They will be in Vancouver on March 1 with Olympian Adam Kreek, for a free event to increase awareness about Right To Play and to share their powerful stories of how sport changes lives. The event is part of Right To Play’s first Canadian Awareness Program, funded by the Canadian International Development Agency (CIDA).

Kromah joined Right To Play while living as a refugee in Sierra Leone. He completed his Coach training in exile, as the war raged on in Liberia. Finally, in 2004, Kromah would return home with the hope and skill to impact the younger generations.

“Youth in (Liberia) laughed at us, they thought we were joking,” says Kromah. “But as things went on, they saw the changes occurring in the community and started to support us.”

That support was provided by people like Helena Massaquoi. One of Right To Play’s first employees when operations began in Liberia in 2004, Massaquoi was a pillar of support for activities implemented in the capital region. Even after Right To Play began to close Liberian programs in 2009, she continued to support local activities and Coaches like Kromah, who helped establish Restoring Our Children’s Hope (ROCH) to ensure that sport and play programs would endure.

Today, Kromah is the National Director of ROCH and Massaquoi is Project Coordinator for Right To Play Liberia’s CIDA-funded Play To Learn project, launched in 2010.

The use of play to educate and promote cooperation, trust and reconciliation are benefits felt throughout war-torn Liberia. But these benefits do not only apply to communities ravaged by poverty, disease and conflict.
“Sport and play cross all cultural rifts and differences to create a better world,” says world-class rower, Adam Kreek.

Gold medalist at the 2008 Beijing Olympics, Kreek is a devoted Right To Play Athlete Ambassador. He will be in Vancouver to share the impact he witnessed on a 2009 trip to Right To Play’s Peru project – an impact he hopes to strengthen. In December 2011, Kreek will cross the ocean – from Liberia to Venezuela – on oar-power alone, all in support of Right To Play.

The Vancouver event will take place March 1 at the University of British Columbia’s Norm Theatre. Doors open at 6:45pm. Registration is free and available in both French and English at

About Right To Play
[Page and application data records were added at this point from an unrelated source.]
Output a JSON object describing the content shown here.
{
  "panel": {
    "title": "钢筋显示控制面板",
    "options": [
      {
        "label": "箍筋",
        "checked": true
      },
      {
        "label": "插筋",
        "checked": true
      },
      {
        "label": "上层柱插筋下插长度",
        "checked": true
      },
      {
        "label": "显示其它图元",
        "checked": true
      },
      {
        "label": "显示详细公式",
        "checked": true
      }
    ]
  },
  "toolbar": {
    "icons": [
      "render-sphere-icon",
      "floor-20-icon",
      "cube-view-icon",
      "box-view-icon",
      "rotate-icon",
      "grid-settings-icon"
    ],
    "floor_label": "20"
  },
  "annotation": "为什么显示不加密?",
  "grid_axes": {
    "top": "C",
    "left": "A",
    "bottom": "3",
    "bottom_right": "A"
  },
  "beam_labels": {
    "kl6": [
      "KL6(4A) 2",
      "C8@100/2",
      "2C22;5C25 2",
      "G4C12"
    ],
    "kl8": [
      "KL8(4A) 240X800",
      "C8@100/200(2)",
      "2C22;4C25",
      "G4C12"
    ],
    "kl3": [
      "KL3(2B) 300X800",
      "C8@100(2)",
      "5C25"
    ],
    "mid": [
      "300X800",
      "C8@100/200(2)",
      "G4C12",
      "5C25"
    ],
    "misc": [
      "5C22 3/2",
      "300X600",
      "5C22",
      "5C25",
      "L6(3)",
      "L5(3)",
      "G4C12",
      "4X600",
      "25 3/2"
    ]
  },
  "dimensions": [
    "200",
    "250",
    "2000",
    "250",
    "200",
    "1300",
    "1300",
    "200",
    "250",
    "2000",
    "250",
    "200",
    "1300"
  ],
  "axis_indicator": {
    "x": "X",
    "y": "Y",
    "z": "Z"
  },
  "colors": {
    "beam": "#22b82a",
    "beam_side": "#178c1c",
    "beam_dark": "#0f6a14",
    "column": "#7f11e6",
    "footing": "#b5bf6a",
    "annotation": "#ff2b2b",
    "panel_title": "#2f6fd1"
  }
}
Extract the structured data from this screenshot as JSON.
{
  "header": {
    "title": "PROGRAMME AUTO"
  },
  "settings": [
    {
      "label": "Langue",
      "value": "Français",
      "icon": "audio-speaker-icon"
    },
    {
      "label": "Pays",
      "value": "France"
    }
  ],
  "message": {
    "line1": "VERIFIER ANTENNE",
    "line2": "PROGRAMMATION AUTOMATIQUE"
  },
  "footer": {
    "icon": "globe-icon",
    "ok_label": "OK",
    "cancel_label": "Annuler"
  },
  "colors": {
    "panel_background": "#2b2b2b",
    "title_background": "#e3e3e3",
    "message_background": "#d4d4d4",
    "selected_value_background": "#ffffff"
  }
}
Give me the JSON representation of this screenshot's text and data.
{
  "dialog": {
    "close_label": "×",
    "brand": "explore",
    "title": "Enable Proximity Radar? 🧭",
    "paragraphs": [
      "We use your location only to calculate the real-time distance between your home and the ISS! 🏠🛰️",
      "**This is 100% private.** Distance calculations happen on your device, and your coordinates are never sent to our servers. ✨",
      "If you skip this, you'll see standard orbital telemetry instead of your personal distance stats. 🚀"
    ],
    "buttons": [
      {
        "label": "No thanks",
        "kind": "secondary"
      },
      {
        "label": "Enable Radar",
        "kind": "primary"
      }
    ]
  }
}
Right To Play is the leading international humanitarian and development organization using sport and play as tools to effect behavior and social change. Our trained coaches and community leaders implement our programs, which are designed to develop basic life skills, prevent diseases, teach conflict resolution and instill hope in children affected by war, poverty and disease. Right To Play implements programs in 20 countries in Africa, Asia, the Middle East and South America. A pioneer in its field, Right To Play sets standards for quality sustainable programming, promotes best practices and advances research on the efficacy of sport-based development efforts. Founded in 2000 by Johann Olav Koss, four-time Olympic gold medalist and social entrepreneur, Right To Play fosters the hope and skills that are essential to envisioning and realizing a better future.